He became involved in the Angelman program while working at UNC Chapel Hill, where he collaborated with Ben Philpott’s lab. Dr. Philpott’s lab had discovered a small molecule that could reactivate UBE3A, the gene associated with Angelman Syndrome, in mice. Dr. Schmid joined the lab and worked on both Angelman Syndrome and Rett Syndrome, another neurodevelopmental disorder. Eventually, he received an opportunity to lead a team at the University of Pennsylvania to develop gene therapy for both diseases.

Gene Therapy for Angelman Syndrome

Dr. Schmid explains that gene therapy for Angelman Syndrome involves delivering the UBE3A gene into the brain using a virus called adeno-associated virus (AAV). AAV is a safe and well-tolerated virus that can be targeted to specific organs. The AAV used for Angelman Syndrome gene therapy, AAV9, is designed to target neurons in the brain.

Once the AAV9 virus delivers the UBE3A gene into the brain, it enters the nucleus of the neuron and activates the production of UBE3A protein. The goal is to replace the missing or mutated UBE3A gene in Angelman Syndrome patients and improve their condition. Dr. Schmid emphasizes that gene therapy does not alter the patient’s genome but introduces a new gene into the cells.

Challenges and Future Directions

Dr. Schmid acknowledges that gene therapy is a complex process that is still being optimized for central nervous system (CNS) applications. The scientific community is working on improving the delivery and effectiveness of gene therapy for neurological disorders. He also addresses concerns about the immune response to the AAV virus used in gene therapy. Researchers are exploring ways to suppress antibodies temporarily to allow repeated administration of the same AAV vector.

Clinical Trials and Expectations

Dr. Schmid highlights the importance of conducting clinical trials to evaluate the safety and therapeutic value of gene therapy in patients. Animal models, such as mice and non-human primates, are used to study the administration and effects of gene therapy. However, the ultimate test is to try gene therapy in human patients.
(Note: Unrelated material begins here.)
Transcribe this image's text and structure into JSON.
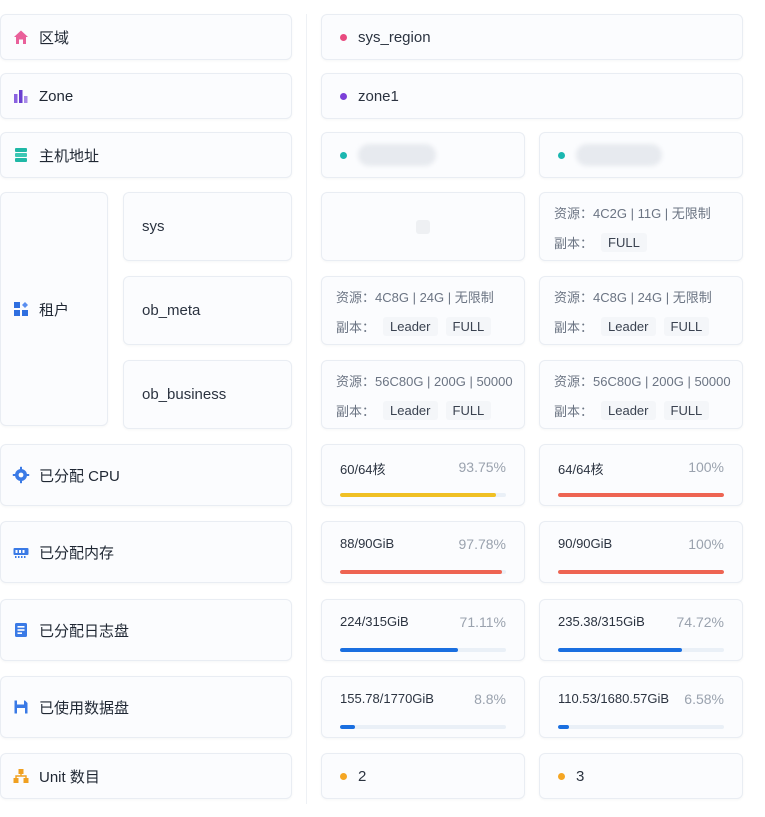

He explains that the timeline for observing the effects of gene therapy in patients is not yet clear. In animal models, it takes a minimum of two weeks for the UBE3A protein expression to stabilize. It may take several weeks or months to see improvements in patients, but the exact timeline is uncertain.

The Fascination with Neuroscience and Gene Therapy

Dr. Schmid expresses his fascination with neuroscience and gene therapy, describing them as frontiers of the unknown. He finds the brain and its diseases incredibly intriguing, and he believes there is still much to learn. The opportunity to explore and make a difference in the field of gene therapy for neurodevelopmental disorders like Angelman Syndrome motivates him.


Dr. Ralf Schmid’s work in gene therapy for Angelman Syndrome offers hope for patients and their families. His dedication to understanding the brain and developing innovative treatments demonstrates the potential of gene therapy in improving the lives of individuals with neurodevelopmental disorders. As research progresses, the field of gene therapy continues to push the boundaries of what is known, offering new possibilities for treatment and understanding.

Talk details

  • Title: Angelman Updates with Dr. Terry Jo Bichell, featuring Dr. Ralf Schmid
  • Author(s): Ralf Schmid
  • Author(s)’ affiliation: University of Pennsylvania
  • Publication date: 2022-05-23
  • Collection: Angelman Updates with Dr. Terry Jo Bichell